Work to complete
Would you reproduce the entries that follow exactly as they appear?
▬▬▬▬▬▬
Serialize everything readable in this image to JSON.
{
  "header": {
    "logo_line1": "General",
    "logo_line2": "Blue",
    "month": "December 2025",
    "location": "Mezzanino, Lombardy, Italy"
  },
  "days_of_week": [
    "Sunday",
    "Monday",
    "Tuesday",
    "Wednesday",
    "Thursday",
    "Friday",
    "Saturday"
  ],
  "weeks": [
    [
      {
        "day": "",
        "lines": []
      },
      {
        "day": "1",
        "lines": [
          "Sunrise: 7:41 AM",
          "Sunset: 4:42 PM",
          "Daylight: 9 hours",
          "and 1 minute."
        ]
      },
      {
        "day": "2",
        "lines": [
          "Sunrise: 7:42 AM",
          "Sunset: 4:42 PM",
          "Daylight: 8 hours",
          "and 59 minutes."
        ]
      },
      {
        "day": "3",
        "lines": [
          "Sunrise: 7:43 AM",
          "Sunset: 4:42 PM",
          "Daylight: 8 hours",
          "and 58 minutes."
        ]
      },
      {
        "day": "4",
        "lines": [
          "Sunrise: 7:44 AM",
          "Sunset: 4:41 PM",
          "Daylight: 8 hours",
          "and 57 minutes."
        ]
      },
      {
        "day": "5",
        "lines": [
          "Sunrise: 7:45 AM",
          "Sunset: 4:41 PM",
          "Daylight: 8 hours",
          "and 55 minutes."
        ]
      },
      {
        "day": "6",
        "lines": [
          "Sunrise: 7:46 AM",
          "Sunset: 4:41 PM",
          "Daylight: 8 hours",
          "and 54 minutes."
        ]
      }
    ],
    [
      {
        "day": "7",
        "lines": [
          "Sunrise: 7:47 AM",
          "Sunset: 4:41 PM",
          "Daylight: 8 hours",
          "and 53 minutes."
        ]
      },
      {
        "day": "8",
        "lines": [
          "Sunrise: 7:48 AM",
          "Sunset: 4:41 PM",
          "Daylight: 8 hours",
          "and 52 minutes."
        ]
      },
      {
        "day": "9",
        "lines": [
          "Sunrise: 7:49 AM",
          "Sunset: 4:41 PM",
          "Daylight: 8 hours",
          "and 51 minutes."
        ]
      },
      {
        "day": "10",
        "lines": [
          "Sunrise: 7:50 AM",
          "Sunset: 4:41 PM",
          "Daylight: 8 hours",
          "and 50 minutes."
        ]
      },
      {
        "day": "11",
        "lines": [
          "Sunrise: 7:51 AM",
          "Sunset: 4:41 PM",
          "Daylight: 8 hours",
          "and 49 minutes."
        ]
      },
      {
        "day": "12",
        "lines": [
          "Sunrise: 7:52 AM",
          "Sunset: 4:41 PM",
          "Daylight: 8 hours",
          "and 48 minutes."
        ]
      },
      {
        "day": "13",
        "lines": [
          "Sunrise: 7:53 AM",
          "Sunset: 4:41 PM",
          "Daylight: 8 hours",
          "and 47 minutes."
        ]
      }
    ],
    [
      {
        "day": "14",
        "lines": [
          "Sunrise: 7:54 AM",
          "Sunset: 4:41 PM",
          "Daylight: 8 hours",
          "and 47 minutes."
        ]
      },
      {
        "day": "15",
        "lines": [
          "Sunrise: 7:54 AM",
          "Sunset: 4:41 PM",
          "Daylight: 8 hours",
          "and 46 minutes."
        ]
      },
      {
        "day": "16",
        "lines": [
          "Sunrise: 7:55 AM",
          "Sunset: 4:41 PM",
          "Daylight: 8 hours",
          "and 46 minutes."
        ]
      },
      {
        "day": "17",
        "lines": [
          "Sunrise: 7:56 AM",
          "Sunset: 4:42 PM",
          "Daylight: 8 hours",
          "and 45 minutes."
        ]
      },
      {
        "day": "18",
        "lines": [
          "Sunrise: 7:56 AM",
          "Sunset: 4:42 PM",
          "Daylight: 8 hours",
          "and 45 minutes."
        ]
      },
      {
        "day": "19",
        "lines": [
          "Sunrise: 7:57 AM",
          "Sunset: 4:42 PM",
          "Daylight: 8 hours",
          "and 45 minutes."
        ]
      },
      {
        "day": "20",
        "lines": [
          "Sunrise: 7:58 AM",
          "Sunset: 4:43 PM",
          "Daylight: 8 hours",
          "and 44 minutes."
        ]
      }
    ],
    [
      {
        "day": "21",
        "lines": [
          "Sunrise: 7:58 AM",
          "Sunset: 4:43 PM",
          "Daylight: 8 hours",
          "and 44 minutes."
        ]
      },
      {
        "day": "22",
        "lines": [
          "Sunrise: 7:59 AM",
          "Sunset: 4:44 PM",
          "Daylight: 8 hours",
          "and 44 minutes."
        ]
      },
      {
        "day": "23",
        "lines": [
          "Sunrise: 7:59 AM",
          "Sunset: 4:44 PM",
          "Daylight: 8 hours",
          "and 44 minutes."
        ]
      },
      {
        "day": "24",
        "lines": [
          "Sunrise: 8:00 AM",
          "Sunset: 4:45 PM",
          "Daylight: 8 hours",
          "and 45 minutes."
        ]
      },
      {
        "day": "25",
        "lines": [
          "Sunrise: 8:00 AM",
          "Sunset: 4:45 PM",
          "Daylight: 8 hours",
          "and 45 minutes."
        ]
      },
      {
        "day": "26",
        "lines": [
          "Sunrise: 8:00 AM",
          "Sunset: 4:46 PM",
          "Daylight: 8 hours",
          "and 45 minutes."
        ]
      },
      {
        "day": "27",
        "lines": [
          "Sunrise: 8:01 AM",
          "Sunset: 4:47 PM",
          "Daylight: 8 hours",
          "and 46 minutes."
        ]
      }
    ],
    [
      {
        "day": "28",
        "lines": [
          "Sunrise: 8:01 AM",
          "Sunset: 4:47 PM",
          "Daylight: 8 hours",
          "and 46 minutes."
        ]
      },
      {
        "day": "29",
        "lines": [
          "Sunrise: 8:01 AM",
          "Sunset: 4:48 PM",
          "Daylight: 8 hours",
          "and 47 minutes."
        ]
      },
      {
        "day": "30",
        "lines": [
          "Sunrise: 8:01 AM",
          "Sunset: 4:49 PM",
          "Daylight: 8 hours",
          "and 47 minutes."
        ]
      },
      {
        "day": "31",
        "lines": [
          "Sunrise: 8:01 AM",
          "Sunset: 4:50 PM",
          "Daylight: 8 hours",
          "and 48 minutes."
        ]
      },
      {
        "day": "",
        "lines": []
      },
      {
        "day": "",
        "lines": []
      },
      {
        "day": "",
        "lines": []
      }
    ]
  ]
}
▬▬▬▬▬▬
Solution to this exercise
Serialize everything readable in this image to JSON.
{
  "header": {
    "logo_line1": "General",
    "logo_line2": "Blue",
    "month": "December 2025",
    "location": "Mezzanino, Lombardy, Italy"
  },
  "days_of_week": [
    "Sunday",
    "Monday",
    "Tuesday",
    "Wednesday",
    "Thursday",
    "Friday",
    "Saturday"
  ],
  "weeks": [
    [
      {
        "day": "",
        "lines": []
      },
      {
        "day": "1",
        "lines": [
          "Sunrise: 7:41 AM",
          "Sunset: 4:42 PM",
          "Daylight: 9 hours",
          "and 1 minute."
        ]
      },
      {
        "day": "2",
        "lines": [
          "Sunrise: 7:42 AM",
          "Sunset: 4:42 PM",
          "Daylight: 8 hours",
          "and 59 minutes."
        ]
      },
      {
        "day": "3",
        "lines": [
          "Sunrise: 7:43 AM",
          "Sunset: 4:42 PM",
          "Daylight: 8 hours",
          "and 58 minutes."
        ]
      },
      {
        "day": "4",
        "lines": [
          "Sunrise: 7:44 AM",
          "Sunset: 4:41 PM",
          "Daylight: 8 hours",
          "and 57 minutes."
        ]
      },
      {
        "day": "5",
        "lines": [
          "Sunrise: 7:45 AM",
          "Sunset: 4:41 PM",
          "Daylight: 8 hours",
          "and 55 minutes."
        ]
      },
      {
        "day": "6",
        "lines": [
          "Sunrise: 7:46 AM",
          "Sunset: 4:41 PM",
          "Daylight: 8 hours",
          "and 54 minutes."
        ]
      }
    ],
    [
      {
        "day": "7",
        "lines": [
          "Sunrise: 7:47 AM",
          "Sunset: 4:41 PM",
          "Daylight: 8 hours",
          "and 53 minutes."
        ]
      },
      {
        "day": "8",
        "lines": [
          "Sunrise: 7:48 AM",
          "Sunset: 4:41 PM",
          "Daylight: 8 hours",
          "and 52 minutes."
        ]
      },
      {
        "day": "9",
        "lines": [
          "Sunrise: 7:49 AM",
          "Sunset: 4:41 PM",
          "Daylight: 8 hours",
          "and 51 minutes."
        ]
      },
      {
        "day": "10",
        "lines": [
          "Sunrise: 7:50 AM",
          "Sunset: 4:41 PM",
          "Daylight: 8 hours",
          "and 50 minutes."
        ]
      },
      {
        "day": "11",
        "lines": [
          "Sunrise: 7:51 AM",
          "Sunset: 4:41 PM",
          "Daylight: 8 hours",
          "and 49 minutes."
        ]
      },
      {
        "day": "12",
        "lines": [
          "Sunrise: 7:52 AM",
          "Sunset: 4:41 PM",
          "Daylight: 8 hours",
          "and 48 minutes."
        ]
      },
      {
        "day": "13",
        "lines": [
          "Sunrise: 7:53 AM",
          "Sunset: 4:41 PM",
          "Daylight: 8 hours",
          "and 47 minutes."
        ]
      }
    ],
    [
      {
        "day": "14",
        "lines": [
          "Sunrise: 7:54 AM",
          "Sunset: 4:41 PM",
          "Daylight: 8 hours",
          "and 47 minutes."
        ]
      },
      {
        "day": "15",
        "lines": [
          "Sunrise: 7:54 AM",
          "Sunset: 4:41 PM",
          "Daylight: 8 hours",
          "and 46 minutes."
        ]
      },
      {
        "day": "16",
        "lines": [
          "Sunrise: 7:55 AM",
          "Sunset: 4:41 PM",
          "Daylight: 8 hours",
          "and 46 minutes."
        ]
      },
      {
        "day": "17",
        "lines": [
          "Sunrise: 7:56 AM",
          "Sunset: 4:42 PM",
          "Daylight: 8 hours",
          "and 45 minutes."
        ]
      },
      {
        "day": "18",
        "lines": [
          "Sunrise: 7:56 AM",
          "Sunset: 4:42 PM",
          "Daylight: 8 hours",
          "and 45 minutes."
        ]
      },
      {
        "day": "19",
        "lines": [
          "Sunrise: 7:57 AM",
          "Sunset: 4:42 PM",
          "Daylight: 8 hours",
          "and 45 minutes."
        ]
      },
      {
        "day": "20",
        "lines": [
          "Sunrise: 7:58 AM",
          "Sunset: 4:43 PM",
          "Daylight: 8 hours",
          "and 44 minutes."
        ]
      }
    ],
    [
      {
        "day": "21",
        "lines": [
          "Sunrise: 7:58 AM",
          "Sunset: 4:43 PM",
          "Daylight: 8 hours",
          "and 44 minutes."
        ]
      },
      {
        "day": "22",
        "lines": [
          "Sunrise: 7:59 AM",
          "Sunset: 4:44 PM",
          "Daylight: 8 hours",
          "and 44 minutes."
        ]
      },
      {
        "day": "23",
        "lines": [
          "Sunrise: 7:59 AM",
          "Sunset: 4:44 PM",
          "Daylight: 8 hours",
          "and 44 minutes."
        ]
      },
      {
        "day": "24",
        "lines": [
          "Sunrise: 8:00 AM",
          "Sunset: 4:45 PM",
          "Daylight: 8 hours",
          "and 45 minutes."
        ]
      },
      {
        "day": "25",
        "lines": [
          "Sunrise: 8:00 AM",
          "Sunset: 4:45 PM",
          "Daylight: 8 hours",
          "and 45 minutes."
        ]
      },
      {
        "day": "26",
        "lines": [
          "Sunrise: 8:00 AM",
          "Sunset: 4:46 PM",
          "Daylight: 8 hours",
          "and 45 minutes."
        ]
      },
      {
        "day": "27",
        "lines": [
          "Sunrise: 8:01 AM",
          "Sunset: 4:47 PM",
          "Daylight: 8 hours",
          "and 46 minutes."
        ]
      }
    ],
    [
      {
        "day": "28",
        "lines": [
          "Sunrise: 8:01 AM",
          "Sunset: 4:47 PM",
          "Daylight: 8 hours",
          "and 46 minutes."
        ]
      },
      {
        "day": "29",
        "lines": [
          "Sunrise: 8:01 AM",
          "Sunset: 4:48 PM",
          "Daylight: 8 hours",
          "and 47 minutes."
        ]
      },
      {
        "day": "30",
        "lines": [
          "Sunrise: 8:01 AM",
          "Sunset: 4:49 PM",
          "Daylight: 8 hours",
          "and 47 minutes."
        ]
      },
      {
        "day": "31",
        "lines": [
          "Sunrise: 8:01 AM",
          "Sunset: 4:50 PM",
          "Daylight: 8 hours",
          "and 48 minutes."
        ]
      },
      {
        "day": "",
        "lines": []
      },
      {
        "day": "",
        "lines": []
      },
      {
        "day": "",
        "lines": []
      }
    ]
  ]
}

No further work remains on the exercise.